Success deferred is often sweeter than instant gratification. Being an overnight success means more when it takes many nights – and months and years. For Mina Harigae, the road from pre-teen sensation as an amateur to seasoned professional was so arduous her appearance on the leader board after 36 holes of the 77th U.S. Women’s Open Presented by ProMedia is particularly gratifying.
In Round 1 on Thursday at Pine Needles Lodge & Golf Club, Harigae fashioned a 7-under-par 64, her first sub-70 round ever in the U.S. Women’s Open, and in Round 2 on Friday she backed it up with her another one – a solid 2-under 69 to post 9-under-par 133 going into the weekend. And the road she has taken to get here makes Harigae feel all the more prepared for the challenge ahead.
“Today was fun, but stressful for sure,” she said Friday at Pine Needles. “Things got a little shaky there, but I was really happy with the way I hung in there and made some good birdies coming in.”

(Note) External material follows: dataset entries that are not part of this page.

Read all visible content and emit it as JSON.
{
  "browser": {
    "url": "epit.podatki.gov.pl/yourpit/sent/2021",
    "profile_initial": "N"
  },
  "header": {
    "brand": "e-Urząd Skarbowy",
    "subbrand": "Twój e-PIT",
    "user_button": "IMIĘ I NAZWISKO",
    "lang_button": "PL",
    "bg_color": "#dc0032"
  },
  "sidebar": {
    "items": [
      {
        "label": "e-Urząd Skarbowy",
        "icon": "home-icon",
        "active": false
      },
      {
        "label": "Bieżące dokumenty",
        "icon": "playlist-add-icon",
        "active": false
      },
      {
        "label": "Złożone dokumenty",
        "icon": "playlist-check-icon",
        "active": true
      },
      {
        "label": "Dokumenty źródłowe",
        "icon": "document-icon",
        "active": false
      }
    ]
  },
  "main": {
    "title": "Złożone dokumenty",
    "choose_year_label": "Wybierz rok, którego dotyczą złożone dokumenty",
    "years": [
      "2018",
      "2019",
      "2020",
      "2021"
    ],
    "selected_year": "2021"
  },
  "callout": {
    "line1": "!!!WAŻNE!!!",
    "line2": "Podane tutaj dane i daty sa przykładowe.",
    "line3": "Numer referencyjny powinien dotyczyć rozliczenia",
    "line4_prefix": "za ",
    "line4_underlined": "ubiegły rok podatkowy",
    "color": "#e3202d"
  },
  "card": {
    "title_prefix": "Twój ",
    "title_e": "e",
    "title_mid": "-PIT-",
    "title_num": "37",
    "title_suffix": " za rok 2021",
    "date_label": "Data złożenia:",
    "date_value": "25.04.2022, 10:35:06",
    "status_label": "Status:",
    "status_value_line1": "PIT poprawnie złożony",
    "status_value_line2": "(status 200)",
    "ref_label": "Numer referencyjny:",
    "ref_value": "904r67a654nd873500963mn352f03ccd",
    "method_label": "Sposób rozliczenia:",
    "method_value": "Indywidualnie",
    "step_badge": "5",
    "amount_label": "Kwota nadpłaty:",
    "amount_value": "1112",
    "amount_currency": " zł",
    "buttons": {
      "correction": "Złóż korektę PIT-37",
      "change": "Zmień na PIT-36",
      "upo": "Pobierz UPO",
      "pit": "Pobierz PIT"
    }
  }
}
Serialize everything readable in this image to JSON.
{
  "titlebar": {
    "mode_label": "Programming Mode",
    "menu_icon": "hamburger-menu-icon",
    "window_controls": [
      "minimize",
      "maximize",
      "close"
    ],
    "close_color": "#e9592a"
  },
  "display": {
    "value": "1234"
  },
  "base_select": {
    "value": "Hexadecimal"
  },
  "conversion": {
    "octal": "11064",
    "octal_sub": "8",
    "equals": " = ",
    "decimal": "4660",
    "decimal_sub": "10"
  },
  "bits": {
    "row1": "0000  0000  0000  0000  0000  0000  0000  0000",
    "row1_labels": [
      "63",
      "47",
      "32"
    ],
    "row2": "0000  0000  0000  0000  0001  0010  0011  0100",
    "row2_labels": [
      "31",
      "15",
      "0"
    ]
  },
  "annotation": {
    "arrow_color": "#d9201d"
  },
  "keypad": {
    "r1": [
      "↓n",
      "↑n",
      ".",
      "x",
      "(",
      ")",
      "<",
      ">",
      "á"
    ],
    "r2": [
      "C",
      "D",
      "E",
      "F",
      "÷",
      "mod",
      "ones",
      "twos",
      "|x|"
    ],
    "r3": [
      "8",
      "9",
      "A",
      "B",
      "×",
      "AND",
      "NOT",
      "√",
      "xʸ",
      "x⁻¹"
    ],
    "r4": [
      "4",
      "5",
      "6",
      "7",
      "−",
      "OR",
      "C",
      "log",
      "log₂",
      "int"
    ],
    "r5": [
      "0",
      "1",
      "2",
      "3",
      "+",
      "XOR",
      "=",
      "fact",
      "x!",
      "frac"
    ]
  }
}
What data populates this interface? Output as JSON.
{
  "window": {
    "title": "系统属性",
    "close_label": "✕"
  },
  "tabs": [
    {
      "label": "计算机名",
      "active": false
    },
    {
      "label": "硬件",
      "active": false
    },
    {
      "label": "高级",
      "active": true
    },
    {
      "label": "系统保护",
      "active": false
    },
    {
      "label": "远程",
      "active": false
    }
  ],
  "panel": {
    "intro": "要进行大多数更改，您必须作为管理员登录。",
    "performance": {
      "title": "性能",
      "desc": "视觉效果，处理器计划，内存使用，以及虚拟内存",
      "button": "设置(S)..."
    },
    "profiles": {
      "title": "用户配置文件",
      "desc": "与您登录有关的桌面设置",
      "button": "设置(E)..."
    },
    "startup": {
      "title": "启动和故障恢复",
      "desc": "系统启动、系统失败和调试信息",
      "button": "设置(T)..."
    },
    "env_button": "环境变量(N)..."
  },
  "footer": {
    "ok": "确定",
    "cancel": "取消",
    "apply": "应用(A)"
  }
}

The journey to the Sandhills of North Carolina and the U.S. Women’s Open has been eventful and at times harrowing. In 2001, Harigae won the first of her four consecutive California Women’s Amateur championships at the age of 12. In 2003 and 2006, she made it to the semifinals of the U.S. Girls’ Junior, then took the 2007 U.S. Women’s Amateur Public Links title, which helped her earn a spot on the 2008 USA Curtis Cup Team. She went to Duke University for a semester before turning professional in 2009.
That’s when the journey became a steeper climb. Harigae has yet to win in 260 starts on the LPGA Tour. She has played 46 major championships without a top-10 finish and her best effort in nine trips to the U.S. Women’s Open is T-28 in 2012. Her first U.S. Women’s Open was here at Pine Needles in 2007, when she finished T-66. In her mind, all that has been a stepping stone rather than a stumbling block.
“Every time that I'm doing well in a tournament, especially in a major championship, I just draw from each experience,” said Harigae, 32. “Today, even when things weren't going great I hit some not-great shots, but I was really able to keep myself calm and just try to be really level-headed out there, and I was doing a lot better with it.”
In 2020, when the COVID-19 pandemic was closing down tours that involved international travel, she sought competition on the Cactus Tour, winning four times on the circuit based primarily in Arizona. That was also a valuable learning ground.
“I think I'm just a completely different person and golfer in general,” she said about this version of Mina Harigae compared to the 20-something version. “I'm hitting a lot more greens now. I've always generally been a pretty good driver of the golf ball, but it's my irons that have really taken care of where I'm going with my game. I've been making a lot more putts. I think just as a person I'm much more mature. It took me a little bit, but I feel like I'm a lot more mature than I was in my 20s.”
The path to that maturity has been far from a singular journey.
“Just surrounding myself with people that are really good for me,” she said about swing coach Jeff Fisher, mental coach Dawn Woodard, who has competed in the U.S. Women’s Mid-Amateur 19 times, agents Alex Guerrero and John Van Dyke, as well as her caddie and fiancé Travis Kreiter.
“He jockeys me around the golf course,” Harigae said about Kreiter. “Travis has a great killer athlete mentality. He kind of brought me back to how I was in my amateur golf days. More of that kind of mentality.”
While there is a weekend of golf ahead of her that demands Harigae’s undivided attention, there is an event next year that is also on her mind
“I think about it all the time, returning to Pebble Beach [in 2023] for the U.S. Women's Open,” she says about going back to the Monterey Peninsula of California, where she was born and raised and her parents still live. “That's my dream tournament for sure. I'm so proud to be from there.”
When asked if she had any food recommendations for the week of next year’s U.S. Women’s Open, Harigae broke into a wide smile. Her parents – father Yasunori and mother Mafumi – own Takara Sushi Restaurant in Pacific Grove.
“I think there's a pretty good sushi restaurant there,” she said. “My dad is the sushi chef and my mom is the kitchen chef, so hopefully my friends will go there when we play this next year.”
Going to Pebble Beach next year will be going home for Mina Harigae. And in a way, climbing to the top of the leader board at this year’s U.S. Women’s Open was also returning to familiar territory from those amateur days. Once again, she has placed herself in position to be a winner.
Ron Sirak is a Massachusetts-based freelance writer who frequently contributes to USGA digital channels.